The final version of a new White House open government action plan is substantially expanded from a recently circulated preliminary draft – although many of the actions called for in the plan aren't new initiatives.
"The intelligence community is not designed and built for transparency. We're designed and built for the opposite," said Alexander Joel, the ODNI's civil liberties protection officer. He spoke on a panel at Brown University's Watson Institute for International Studies Dec. 4.
A regulation jointly proposed by the Office of the Director of National Intelligence and the Office of Personnel Management to update the position-designation process is inadequate, said a Government Accountability Office official.

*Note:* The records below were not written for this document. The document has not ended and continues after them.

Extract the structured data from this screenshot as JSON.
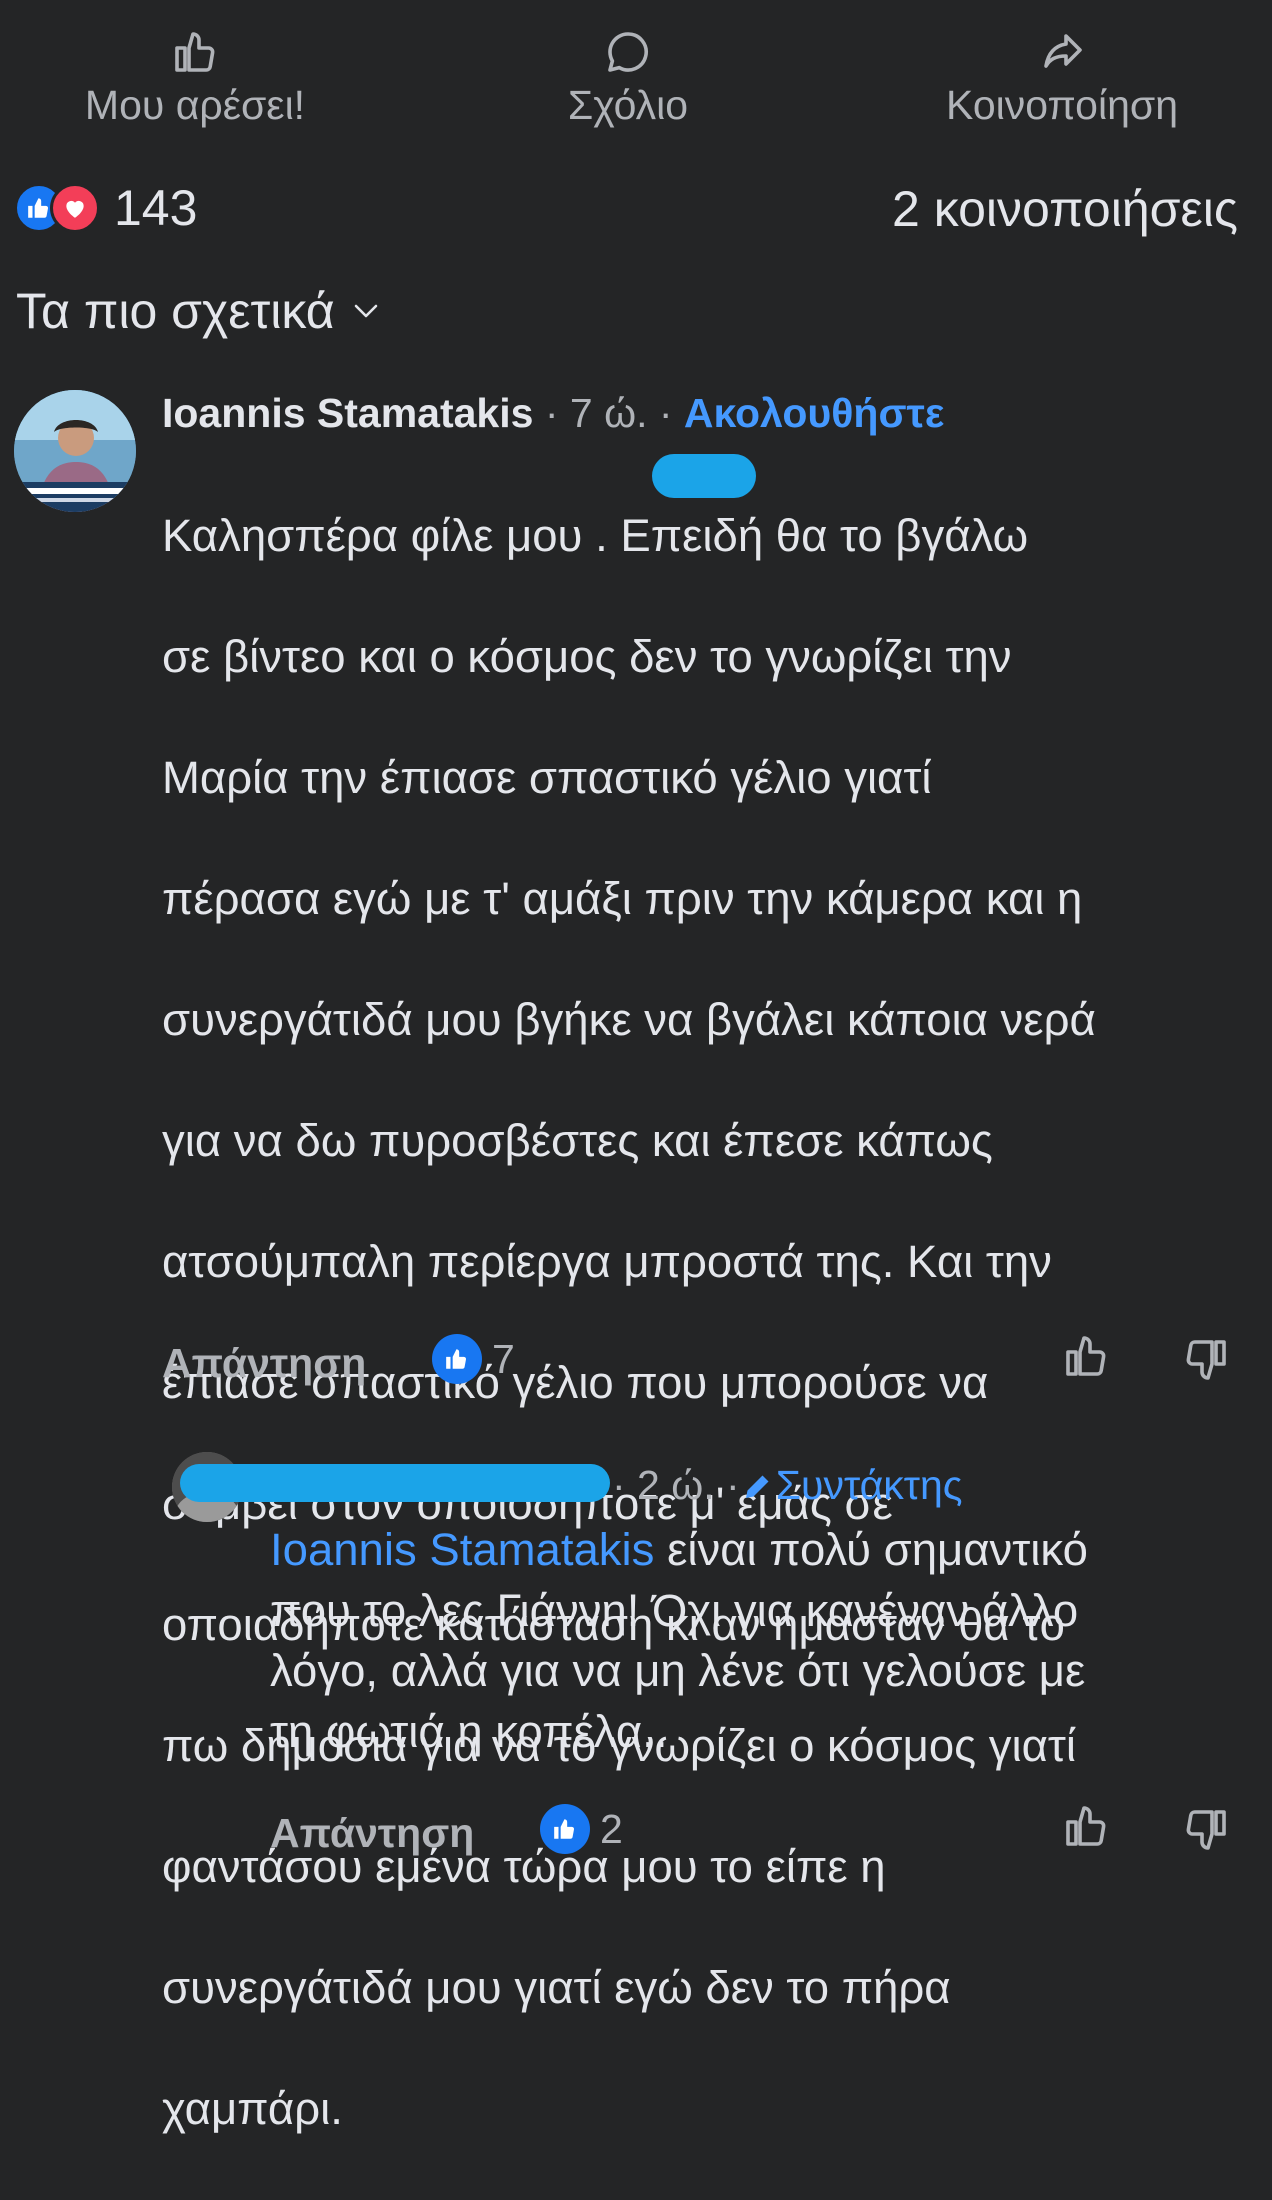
{
  "actions": {
    "like_label": "Μου αρέσει!",
    "comment_label": "Σχόλιο",
    "share_label": "Κοινοποίηση"
  },
  "summary": {
    "reaction_count": "143",
    "shares_text": "2 κοινοποιήσεις"
  },
  "sort": {
    "label": "Τα πιο σχετικά"
  },
  "comment": {
    "author": "Ioannis Stamatakis",
    "time": " · 7 ώ. · ",
    "follow_label": "Ακολουθήστε",
    "text_lines": [
      "Καλησπέρα φίλε μου      . Επειδή θα το βγάλω",
      "σε βίντεο και ο κόσμος δεν το γνωρίζει την",
      "Μαρία την έπιασε σπαστικό γέλιο γιατί",
      "πέρασα εγώ με τ' αμάξι πριν την κάμερα και η",
      "συνεργάτιδά μου βγήκε να βγάλει κάποια νερά",
      "για να δω πυροσβέστες και έπεσε κάπως",
      "ατσούμπαλη περίεργα μπροστά της. Και την",
      "έπιασε σπαστικό γέλιο που μπορούσε να",
      "συμβεί στον οποιοδήποτε μ' εμάς σε",
      "οποιαδήποτε κατάσταση κι αν ήμασταν θα το",
      "πω δημόσια για να το γνωρίζει ο κόσμος γιατί",
      "φαντάσου εμένα τώρα μου το είπε η",
      "συνεργάτιδά μου γιατί εγώ δεν το πήρα",
      "χαμπάρι."
    ],
    "reply_label": "Απάντηση",
    "like_count": "7"
  },
  "reply": {
    "time": " · 2 ώ. · ",
    "editor_label": "Συντάκτης",
    "mention": "Ioannis Stamatakis",
    "text_first": " είναι πολύ σημαντικό",
    "text_lines": [
      "που το λες Γιάννη! Όχι για κανέναν άλλο",
      "λόγο, αλλά για να μη λένε ότι γελούσε με",
      "τη φωτιά η κοπέλα.."
    ],
    "reply_label": "Απάντηση",
    "like_count": "2"
  },
  "colors": {
    "background": "#242526",
    "text": "#e4e6eb",
    "muted": "#b0b3b8",
    "link": "#4599ff",
    "like_blue": "#1877f2",
    "love_red": "#f33e58",
    "redaction": "#1ba4e8"
  },
  "icons": [
    "thumbs-up-icon",
    "comment-bubble-icon",
    "share-arrow-icon",
    "like-reaction-icon",
    "love-reaction-icon",
    "chevron-down-icon",
    "thumbs-down-icon",
    "pencil-icon"
  ]
}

The proposed regulation is "a good step" toward meeting GAOs recommendations for updating security clearance issuance at agencies, said Brenda Farrell, director of defense capabilities and management at GAO. However, implementation guidance still needs to be developed.
Intelligence officials Wednesday said they oppose a law that would require them to disclose the number of Americans whose communications are swept up in surveillance of foreigners on the grounds that there's no reliable way to do so. During a Nov. 13 Senate Judiciary subcommittee hearing, ODNI General Counsel Robert Litt said counting the number of affected Americans "is operationally very difficult, at least without an extraordinary investment of resources and maybe not even then."
Sequestration cut an already-declining intelligence community budget by more than $4 billion in fiscal 2013, recently released statistics from the Defense Department and the National Intelligence Director show.
Intelligence officials pushed back against proposals to end the bulk storage of telephony metadata, telling a Nov. 4 oversight panel that limiting metadata collection to cases when the records can be tied to particular individuals would make counterterrorism efforts more difficult.
A bill introduced Oct. 29 in the House and the Senate would restrict intelligence community data collection and storage, although intelligence officials that same day continued their defense of the status quo, with Director of National Intelligence James Clapper warning a House panel of "potential negative long-term impact of overcorrecting the authorizations granted to the intelligence community."
The National Security Agency collects webmail inboxes and instant messaging buddy lists through secret arrangements with foreign telecommunications providers and other intelligence services able to intercept traffic along the Internet backbone, says reporting based on the latest round of documents leaked by former intelligence contractor Edward Snowden.
American telephone companies have at their disposal a "substantial and engaging adversarial process" to challenge the legality of Patriot Act orders for the bulk collection of telephone records by the intelligence community, but none have done so, says a newly declassified (but redacted) opinion by the Foreign Intelligence Surveillance Court.
The National Security Agency on a daily basis for 3 years illegally accessed telephone metadata records and misled the secret court meant to oversee the storage program, newly declassified documents show.